◆ PROBLEM DETAILS
Set down the full listing exactly, character for character.
########################################
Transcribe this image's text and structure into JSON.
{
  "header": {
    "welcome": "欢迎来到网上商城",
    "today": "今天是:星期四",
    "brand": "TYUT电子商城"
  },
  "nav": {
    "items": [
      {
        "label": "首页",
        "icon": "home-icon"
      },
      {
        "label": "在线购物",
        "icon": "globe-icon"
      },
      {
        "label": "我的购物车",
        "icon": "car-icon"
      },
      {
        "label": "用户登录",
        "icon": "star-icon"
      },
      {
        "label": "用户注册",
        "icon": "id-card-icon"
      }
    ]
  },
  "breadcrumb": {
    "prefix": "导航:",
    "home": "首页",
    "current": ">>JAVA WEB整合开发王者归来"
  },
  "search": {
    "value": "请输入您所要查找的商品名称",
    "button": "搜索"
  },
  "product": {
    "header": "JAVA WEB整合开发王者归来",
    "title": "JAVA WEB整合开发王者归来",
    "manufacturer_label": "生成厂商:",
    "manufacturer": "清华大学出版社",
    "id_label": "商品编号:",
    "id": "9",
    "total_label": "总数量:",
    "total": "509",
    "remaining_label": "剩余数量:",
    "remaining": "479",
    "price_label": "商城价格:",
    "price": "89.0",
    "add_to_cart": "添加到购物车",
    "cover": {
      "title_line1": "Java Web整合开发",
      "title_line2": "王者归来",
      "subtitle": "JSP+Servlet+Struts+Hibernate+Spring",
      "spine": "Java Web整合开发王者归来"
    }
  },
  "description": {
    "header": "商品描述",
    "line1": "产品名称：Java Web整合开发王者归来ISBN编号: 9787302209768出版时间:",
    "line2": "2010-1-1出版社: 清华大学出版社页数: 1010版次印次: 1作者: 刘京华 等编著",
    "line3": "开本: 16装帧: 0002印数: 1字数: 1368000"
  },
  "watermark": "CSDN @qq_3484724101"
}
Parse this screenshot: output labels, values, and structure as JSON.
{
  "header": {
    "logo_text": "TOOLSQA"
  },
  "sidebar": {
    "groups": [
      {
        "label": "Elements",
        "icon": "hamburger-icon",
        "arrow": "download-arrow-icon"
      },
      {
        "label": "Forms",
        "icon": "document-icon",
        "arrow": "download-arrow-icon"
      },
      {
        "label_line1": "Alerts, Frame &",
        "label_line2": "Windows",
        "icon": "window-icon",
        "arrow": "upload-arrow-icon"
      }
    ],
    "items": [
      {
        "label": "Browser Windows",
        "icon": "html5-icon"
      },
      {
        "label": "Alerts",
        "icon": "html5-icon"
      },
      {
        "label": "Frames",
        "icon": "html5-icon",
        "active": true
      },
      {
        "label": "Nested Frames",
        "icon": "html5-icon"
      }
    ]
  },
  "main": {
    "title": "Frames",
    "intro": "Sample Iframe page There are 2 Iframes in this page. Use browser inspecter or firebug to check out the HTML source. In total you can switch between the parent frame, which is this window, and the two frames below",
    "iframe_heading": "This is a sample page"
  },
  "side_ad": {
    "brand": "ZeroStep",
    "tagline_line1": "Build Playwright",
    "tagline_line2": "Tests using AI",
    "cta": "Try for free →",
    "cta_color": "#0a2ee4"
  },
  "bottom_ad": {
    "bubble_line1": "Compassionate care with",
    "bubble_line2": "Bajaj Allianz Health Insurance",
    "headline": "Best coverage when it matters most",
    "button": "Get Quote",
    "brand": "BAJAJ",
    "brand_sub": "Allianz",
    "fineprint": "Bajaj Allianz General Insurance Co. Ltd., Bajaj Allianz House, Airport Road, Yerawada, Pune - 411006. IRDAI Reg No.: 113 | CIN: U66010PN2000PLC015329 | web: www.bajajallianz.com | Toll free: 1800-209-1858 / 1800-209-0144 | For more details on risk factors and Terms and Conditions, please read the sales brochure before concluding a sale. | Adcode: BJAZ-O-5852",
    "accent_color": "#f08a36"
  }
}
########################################
◆ OUTPUT FOR THIS TASK
Transcribe this image's text and structure into JSON.
{
  "header": {
    "welcome": "欢迎来到网上商城",
    "today": "今天是:星期四",
    "brand": "TYUT电子商城"
  },
  "nav": {
    "items": [
      {
        "label": "首页",
        "icon": "home-icon"
      },
      {
        "label": "在线购物",
        "icon": "globe-icon"
      },
      {
        "label": "我的购物车",
        "icon": "car-icon"
      },
      {
        "label": "用户登录",
        "icon": "star-icon"
      },
      {
        "label": "用户注册",
        "icon": "id-card-icon"
      }
    ]
  },
  "breadcrumb": {
    "prefix": "导航:",
    "home": "首页",
    "current": ">>JAVA WEB整合开发王者归来"
  },
  "search": {
    "value": "请输入您所要查找的商品名称",
    "button": "搜索"
  },
  "product": {
    "header": "JAVA WEB整合开发王者归来",
    "title": "JAVA WEB整合开发王者归来",
    "manufacturer_label": "生成厂商:",
    "manufacturer": "清华大学出版社",
    "id_label": "商品编号:",
    "id": "9",
    "total_label": "总数量:",
    "total": "509",
    "remaining_label": "剩余数量:",
    "remaining": "479",
    "price_label": "商城价格:",
    "price": "89.0",
    "add_to_cart": "添加到购物车",
    "cover": {
      "title_line1": "Java Web整合开发",
      "title_line2": "王者归来",
      "subtitle": "JSP+Servlet+Struts+Hibernate+Spring",
      "spine": "Java Web整合开发王者归来"
    }
  },
  "description": {
    "header": "商品描述",
    "line1": "产品名称：Java Web整合开发王者归来ISBN编号: 9787302209768出版时间:",
    "line2": "2010-1-1出版社: 清华大学出版社页数: 1010版次印次: 1作者: 刘京华 等编著",
    "line3": "开本: 16装帧: 0002印数: 1字数: 1368000"
  },
  "watermark": "CSDN @qq_3484724101"
}
Parse this screenshot: output labels, values, and structure as JSON.
{
  "header": {
    "logo_text": "TOOLSQA"
  },
  "sidebar": {
    "groups": [
      {
        "label": "Elements",
        "icon": "hamburger-icon",
        "arrow": "download-arrow-icon"
      },
      {
        "label": "Forms",
        "icon": "document-icon",
        "arrow": "download-arrow-icon"
      },
      {
        "label_line1": "Alerts, Frame &",
        "label_line2": "Windows",
        "icon": "window-icon",
        "arrow": "upload-arrow-icon"
      }
    ],
    "items": [
      {
        "label": "Browser Windows",
        "icon": "html5-icon"
      },
      {
        "label": "Alerts",
        "icon": "html5-icon"
      },
      {
        "label": "Frames",
        "icon": "html5-icon",
        "active": true
      },
      {
        "label": "Nested Frames",
        "icon": "html5-icon"
      }
    ]
  },
  "main": {
    "title": "Frames",
    "intro": "Sample Iframe page There are 2 Iframes in this page. Use browser inspecter or firebug to check out the HTML source. In total you can switch between the parent frame, which is this window, and the two frames below",
    "iframe_heading": "This is a sample page"
  },
  "side_ad": {
    "brand": "ZeroStep",
    "tagline_line1": "Build Playwright",
    "tagline_line2": "Tests using AI",
    "cta": "Try for free →",
    "cta_color": "#0a2ee4"
  },
  "bottom_ad": {
    "bubble_line1": "Compassionate care with",
    "bubble_line2": "Bajaj Allianz Health Insurance",
    "headline": "Best coverage when it matters most",
    "button": "Get Quote",
    "brand": "BAJAJ",
    "brand_sub": "Allianz",
    "fineprint": "Bajaj Allianz General Insurance Co. Ltd., Bajaj Allianz House, Airport Road, Yerawada, Pune - 411006. IRDAI Reg No.: 113 | CIN: U66010PN2000PLC015329 | web: www.bajajallianz.com | Toll free: 1800-209-1858 / 1800-209-0144 | For more details on risk factors and Terms and Conditions, please read the sales brochure before concluding a sale. | Adcode: BJAZ-O-5852",
    "accent_color": "#f08a36"
  }
}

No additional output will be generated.